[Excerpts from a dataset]
= = = = =

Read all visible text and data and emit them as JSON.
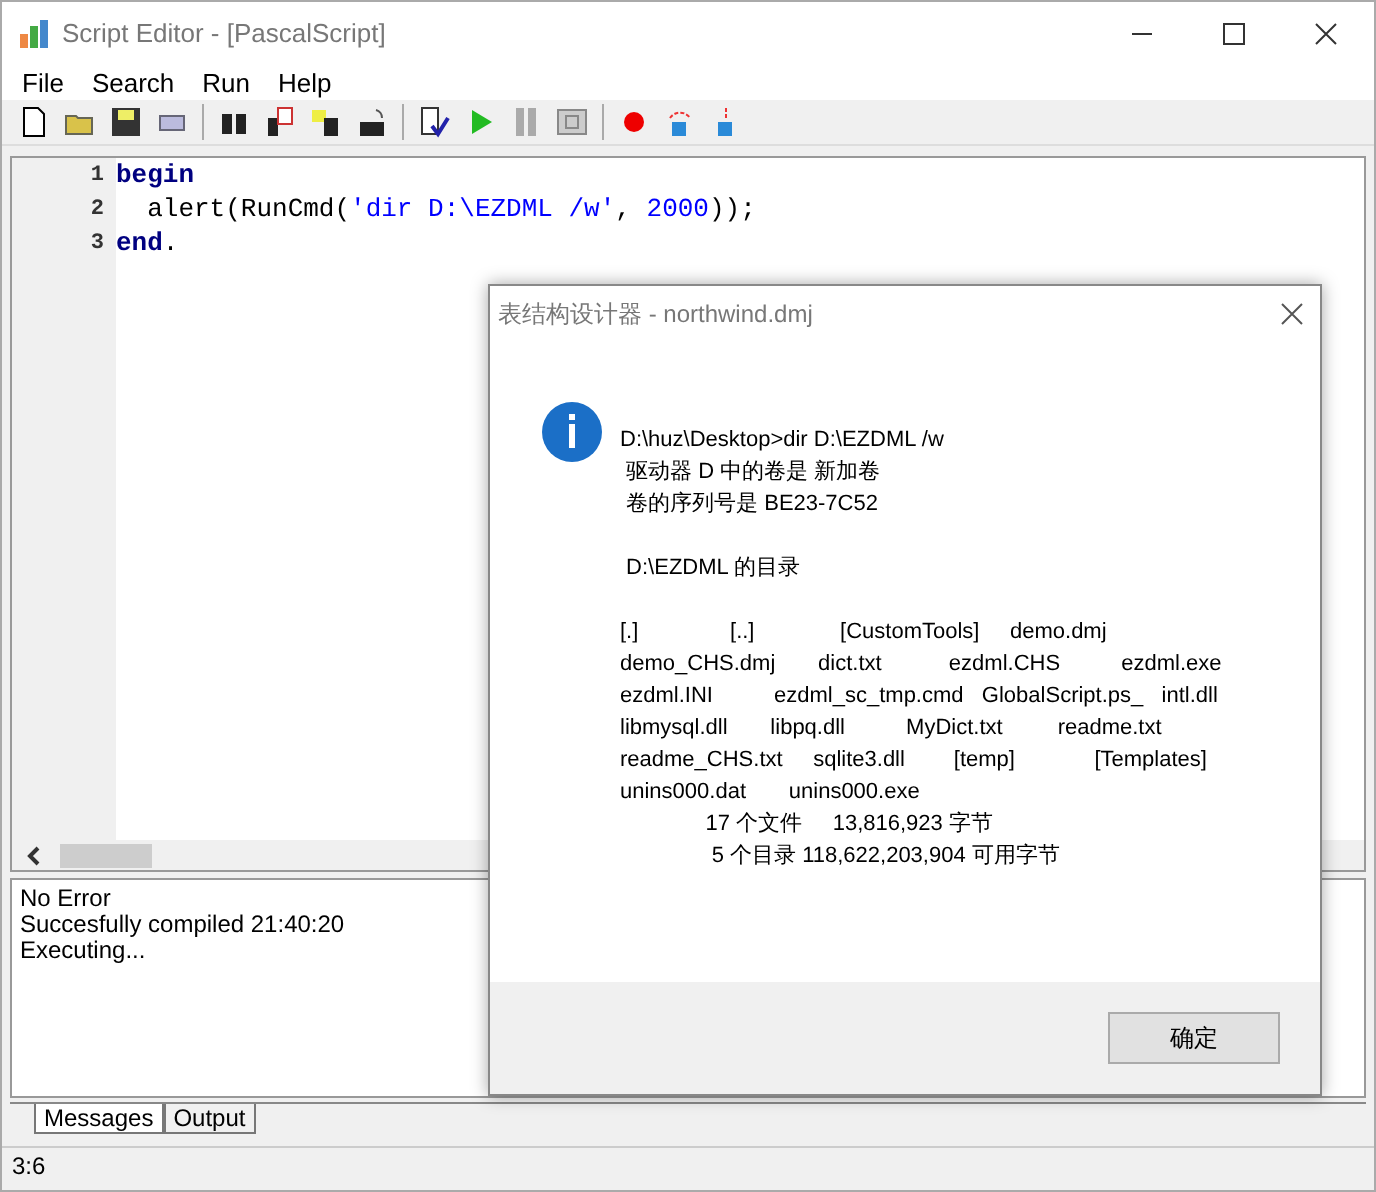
{
  "window": {
    "title": "Script Editor - [PascalScript]"
  },
  "menu": [
    "File",
    "Search",
    "Run",
    "Help"
  ],
  "editor": {
    "lines": [
      {
        "number": "1",
        "tokens": [
          {
            "kind": "keyword",
            "text": "begin"
          }
        ]
      },
      {
        "number": "2",
        "tokens": [
          {
            "kind": "plain",
            "text": "  alert(RunCmd("
          },
          {
            "kind": "string",
            "text": "'dir D:\\EZDML /w'"
          },
          {
            "kind": "plain",
            "text": ", "
          },
          {
            "kind": "string",
            "text": "2000"
          },
          {
            "kind": "plain",
            "text": "));"
          }
        ]
      },
      {
        "number": "3",
        "tokens": [
          {
            "kind": "keyword",
            "text": "end"
          },
          {
            "kind": "plain",
            "text": "."
          }
        ]
      }
    ]
  },
  "messages": [
    "No Error",
    "Succesfully compiled 21:40:20",
    "Executing..."
  ],
  "bottom_tabs": [
    {
      "label": "Messages",
      "selected": true
    },
    {
      "label": "Output",
      "selected": false
    }
  ],
  "status_bar": "3:6",
  "dialog": {
    "title": "表结构设计器 - northwind.dmj",
    "paragraphs": [
      [
        "D:\\huz\\Desktop>dir D:\\EZDML /w",
        " 驱动器 D 中的卷是 新加卷",
        " 卷的序列号是 BE23-7C52"
      ],
      [
        " D:\\EZDML 的目录"
      ],
      [
        "[.]               [..]              [CustomTools]     demo.dmj",
        "demo_CHS.dmj       dict.txt           ezdml.CHS          ezdml.exe",
        "ezdml.INI          ezdml_sc_tmp.cmd   GlobalScript.ps_   intl.dll",
        "libmysql.dll       libpq.dll          MyDict.txt         readme.txt",
        "readme_CHS.txt     sqlite3.dll        [temp]             [Templates]",
        "unins000.dat       unins000.exe",
        "              17 个文件     13,816,923 字节",
        "               5 个目录 118,622,203,904 可用字节"
      ]
    ],
    "button": "确定"
  }
}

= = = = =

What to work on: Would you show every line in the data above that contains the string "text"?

Response:
Read all visible text and data and emit them as JSON.
            "text": "begin"
            "text": "  alert(RunCmd("
            "text": "'dir D:\\EZDML /w'"
            "text": ", "
            "text": "2000"
            "text": "));"
            "text": "end"
            "text": "."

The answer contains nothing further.